"The defendant filed an alibi, but under the statute, in construing the statute, this court denied him the right to introduce evidence on that subject on the grounds of being tardy. In the course of the trial testimony was received that Mr. Davis was not present at the scene of the incident. During the course of argument, which was not reported, the district attorney made a statement concerning the defendant's testimony on that score to the effect the defendant took the stand and said he wasn't there, where was he? Objection was made at that time."
A review of the record indicates that though defense counsel objected to the prosecutorial comment, he did not move for a mistrial.
"I made an objection when the reporter wasn't here during closing arguments to Mr. Podell commenting on the fact that the defendant took the stand and said he was not at the place and commenting where was he. I made an argument to the court. The court listened to argument by the defense attorney and the prosecutor, and we cited cases to the court and the court made a decision based upon our arguments and the law to allow that type of comment. I made that point for the record."
The sole issue presented on this review is whether or not the alleged improper prosecutorial comment constituted a denial of the defendant's right to due process of law and a fair trial and thus warrants a new trial.
This court has continually held that if counsel wishes to preserve for appeal an allegedly improper prosecutorial comment made during closing arguments to the jury, he must move for a mistrial upon those grounds. State v. McGee (1971), 52 Wis.2d 736, 190 N.W.2d 893; State v. Ruud (1969), 41 Wis.2d 720, 165 N.W.2d 153; Price v. State (1967), 37 Wis.2d 117, 154 N.W.2d 222, certiorari denied, 391 U.S. 908, 88 Sup. Ct. 1662, 20 L.Ed.2d 423; Kink v. Combs (1965), 28 Wis.2d 65, 135 N.W.2d 789. Failure to so move for a mistrial constitutes a waiver of that objection. If defense counsel had not intended to so waive his complaints there existed ample opportunity to make said motion on the record. The closing argument could have been made of record but it was not.
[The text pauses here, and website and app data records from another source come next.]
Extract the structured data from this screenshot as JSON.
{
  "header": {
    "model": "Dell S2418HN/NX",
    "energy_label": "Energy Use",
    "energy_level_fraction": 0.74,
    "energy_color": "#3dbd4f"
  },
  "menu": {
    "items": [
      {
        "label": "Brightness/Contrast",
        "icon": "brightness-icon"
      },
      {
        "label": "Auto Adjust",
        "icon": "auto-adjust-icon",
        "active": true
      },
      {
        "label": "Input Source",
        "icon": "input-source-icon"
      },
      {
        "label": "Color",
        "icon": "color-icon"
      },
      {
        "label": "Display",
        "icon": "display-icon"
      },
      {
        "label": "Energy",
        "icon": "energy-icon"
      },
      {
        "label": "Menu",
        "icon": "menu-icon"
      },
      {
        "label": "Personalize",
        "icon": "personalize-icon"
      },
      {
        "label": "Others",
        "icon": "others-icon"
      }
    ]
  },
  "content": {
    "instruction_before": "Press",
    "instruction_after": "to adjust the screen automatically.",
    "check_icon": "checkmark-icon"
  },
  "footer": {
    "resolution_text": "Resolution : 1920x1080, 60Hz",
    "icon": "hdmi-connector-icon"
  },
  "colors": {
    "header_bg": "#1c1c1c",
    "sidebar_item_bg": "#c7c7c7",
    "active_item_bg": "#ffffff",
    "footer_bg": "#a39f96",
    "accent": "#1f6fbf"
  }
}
Arguments of counsel made in chambers as to the propriety of the closing argument could and often should be made of record so as to preserve these contents for appeal. Here they were not. Defense counsel could have moved for mistrial after the court charged the jury. He did not do so.
We conclude that because of defense counsel's failure to move for a mistrial on the grounds of the alleged impropriety of the prosecutor's closing argument, he has waived those complaints.
By the Court. — Judgment and orders affirmed.